In terms of its North American Ecodiesel pickups and Jeep Grand Cherokees, Marchionne predicted that FCA could get an answer on certification for 2017 models from regulators “within a few weeks.”
Production of those vehicles has been suspended while regulators investigated their emissions in the wake of the Volkswagen diesel scandal. In January, the Environmental Protection Agency alleged that FCA had failed to disclose software that allowed its EcoDiesel engines to exceed pollution limits.
“I think we continue to work with both [the California Air Resource Board] and with EPA to effectively get the 2017 certifications out of the way,” Marchionne said. “We’ve found a very collaborative attitude on the part of regulators.

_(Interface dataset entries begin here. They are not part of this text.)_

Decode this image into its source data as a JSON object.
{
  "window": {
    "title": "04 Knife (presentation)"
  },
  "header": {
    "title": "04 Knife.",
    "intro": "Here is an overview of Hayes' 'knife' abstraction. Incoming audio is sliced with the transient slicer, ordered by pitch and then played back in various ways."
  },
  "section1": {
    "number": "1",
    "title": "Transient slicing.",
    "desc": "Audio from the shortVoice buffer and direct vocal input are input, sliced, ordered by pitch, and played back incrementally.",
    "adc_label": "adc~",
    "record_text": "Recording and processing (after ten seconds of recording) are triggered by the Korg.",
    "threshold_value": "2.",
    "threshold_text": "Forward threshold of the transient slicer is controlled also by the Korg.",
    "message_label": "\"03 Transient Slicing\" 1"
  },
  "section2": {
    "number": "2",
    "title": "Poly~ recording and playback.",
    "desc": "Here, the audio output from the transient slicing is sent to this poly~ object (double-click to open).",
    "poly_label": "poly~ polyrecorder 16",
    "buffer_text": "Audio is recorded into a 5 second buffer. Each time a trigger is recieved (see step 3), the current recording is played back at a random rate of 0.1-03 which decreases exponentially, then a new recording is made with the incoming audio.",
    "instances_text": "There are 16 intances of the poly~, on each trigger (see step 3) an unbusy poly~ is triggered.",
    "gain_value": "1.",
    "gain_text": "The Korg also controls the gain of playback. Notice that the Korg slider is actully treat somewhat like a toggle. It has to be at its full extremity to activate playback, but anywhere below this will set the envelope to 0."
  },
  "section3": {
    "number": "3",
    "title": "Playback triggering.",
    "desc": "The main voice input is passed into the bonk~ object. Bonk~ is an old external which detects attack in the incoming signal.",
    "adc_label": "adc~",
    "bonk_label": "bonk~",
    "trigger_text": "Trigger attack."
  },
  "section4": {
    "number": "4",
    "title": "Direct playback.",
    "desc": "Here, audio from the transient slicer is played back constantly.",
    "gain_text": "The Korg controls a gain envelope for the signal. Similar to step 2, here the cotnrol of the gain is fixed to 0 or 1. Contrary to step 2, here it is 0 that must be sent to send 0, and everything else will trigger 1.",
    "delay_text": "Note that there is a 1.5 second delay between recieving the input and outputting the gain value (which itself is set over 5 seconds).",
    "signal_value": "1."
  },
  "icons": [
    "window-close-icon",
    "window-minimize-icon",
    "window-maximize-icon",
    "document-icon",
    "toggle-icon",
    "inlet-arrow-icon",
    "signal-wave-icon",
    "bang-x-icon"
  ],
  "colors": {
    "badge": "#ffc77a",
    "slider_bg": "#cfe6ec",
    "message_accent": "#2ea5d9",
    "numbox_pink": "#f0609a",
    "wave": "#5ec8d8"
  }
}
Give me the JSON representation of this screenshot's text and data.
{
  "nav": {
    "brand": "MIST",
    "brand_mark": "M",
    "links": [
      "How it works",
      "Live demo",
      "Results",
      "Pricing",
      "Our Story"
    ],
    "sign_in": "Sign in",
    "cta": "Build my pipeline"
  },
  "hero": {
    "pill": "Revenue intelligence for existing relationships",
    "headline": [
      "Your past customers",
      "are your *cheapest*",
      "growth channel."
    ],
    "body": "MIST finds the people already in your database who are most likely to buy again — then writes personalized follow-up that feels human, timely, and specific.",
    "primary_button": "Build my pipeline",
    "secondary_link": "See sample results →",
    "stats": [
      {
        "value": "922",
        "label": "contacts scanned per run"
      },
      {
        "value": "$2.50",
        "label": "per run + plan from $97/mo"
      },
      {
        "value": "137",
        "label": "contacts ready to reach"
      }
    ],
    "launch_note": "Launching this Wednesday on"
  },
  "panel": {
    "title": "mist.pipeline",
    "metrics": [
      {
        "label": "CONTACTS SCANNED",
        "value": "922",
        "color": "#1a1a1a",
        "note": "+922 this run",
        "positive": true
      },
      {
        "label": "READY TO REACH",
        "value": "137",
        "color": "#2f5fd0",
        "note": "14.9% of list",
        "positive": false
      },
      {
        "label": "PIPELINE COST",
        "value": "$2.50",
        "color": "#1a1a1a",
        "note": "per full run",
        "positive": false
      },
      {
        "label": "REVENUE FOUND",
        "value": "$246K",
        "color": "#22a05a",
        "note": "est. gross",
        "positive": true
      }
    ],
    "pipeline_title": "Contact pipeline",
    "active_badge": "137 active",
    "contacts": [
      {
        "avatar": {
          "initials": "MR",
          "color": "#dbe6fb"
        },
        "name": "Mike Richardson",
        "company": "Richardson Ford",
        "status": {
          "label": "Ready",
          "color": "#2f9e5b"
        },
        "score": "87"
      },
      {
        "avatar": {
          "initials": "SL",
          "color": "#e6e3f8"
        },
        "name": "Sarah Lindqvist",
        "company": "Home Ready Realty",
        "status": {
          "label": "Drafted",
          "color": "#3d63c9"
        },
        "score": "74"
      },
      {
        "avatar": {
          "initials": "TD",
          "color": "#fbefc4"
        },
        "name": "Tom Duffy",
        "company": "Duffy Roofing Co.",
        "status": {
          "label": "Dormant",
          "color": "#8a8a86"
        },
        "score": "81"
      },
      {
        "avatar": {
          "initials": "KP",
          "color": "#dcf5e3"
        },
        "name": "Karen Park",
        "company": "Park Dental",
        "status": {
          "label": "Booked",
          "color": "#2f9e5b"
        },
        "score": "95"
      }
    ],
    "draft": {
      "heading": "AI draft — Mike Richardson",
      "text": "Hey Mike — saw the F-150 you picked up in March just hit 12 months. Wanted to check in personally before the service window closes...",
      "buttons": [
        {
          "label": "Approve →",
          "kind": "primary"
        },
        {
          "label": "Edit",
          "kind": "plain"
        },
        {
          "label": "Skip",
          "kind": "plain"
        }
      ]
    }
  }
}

I’m hopeful in the next few weeks to resolve the issues.”
In Europe, however, where issues of diesel certifications have pitted nation against nation within the European Union, Marchionne said “I think we’ve done all we can.” He said he hoped the interagency fighting would abate so that automakers can work to meet new emissions standards. “I really invite everybody across all the national bodies to let this thing go and let all of us comply with these new regulations.”
Ram and Wrangler production
In terms of product plans, Marchionne said the automaker is currently studying how long it will continue to build the current versions of the Ram 1500 pickup and Jeep Wrangler after the two profit-rich vehicles are redesigned and put in new plants over the next nine months.
The Ram 1500, Marchionne said, “is a very complicated product” in terms of its trim and configuration offerings, meaning “it will take us a good 12 to 18 months to roll out the full line” after the redesigned half-ton pickup goes into production in January. The CEO predicted that FCA’s Warren Truck Assembly near Detroit will continue to make current versions of the Ram 1500 perhaps throughout 2018 to meet demand while the redesigned pickup ramps up production.
On Wrangler, however, Marchionne said some overlap would occur, but it would end in the first half of 2018, after which, FCA will convert the current Wrangler line over to produce a new Wrangler-based pickup.
Marchionne also said the Chrysler Portal concept, which was revealed earlier this year at the Consumer Electronics Show in Las Vegas, could make it to production with the help of suppliers. The battery-electric minivan concept was envisioned as an autonomous vehicle. But he said FCA, and others, still need room to explore what the future holds for both autonomous vehicles and electrification.
“We need to play, and the more that we can play, the better that we’ll feel at the end of the day,” Marchionne said.
FCA’s North American profit margin continued to rise, climbing from 7.2 to 7.3 percent, despite declining overall sales volumes in the region. Marchionne said FCA is on track to achieve double-digit margins in the region that rival those from Ford Motor Co. and General Motors.
“I think if we got to best-in-class North American margins, I’d be happy,” the CEO said.
A seasonal increase in net industrial debt was limited to 500 million euros, versus 1.5 billion euros a year earlier, Fiat Chrysler said. The company is sticking to plans for net industrial debt to total less than 2.5 billion euros at the end of the year, compared with 5.11 billion euros as of March 31.
Marchionne had said the first quarter would be the weakest of the year as Fiat Chrysler retools plants in the U.S. to scale back on lower-margin cars in favor of SUVs. In contrast to a decline in its U.S. deliveries, Fiat Chrysler sold 15 percent more vehicles during the quarter in Europe, where the car market reached a record for March.
Bloomberg, Reuters and Automotive News staff contributed to this report.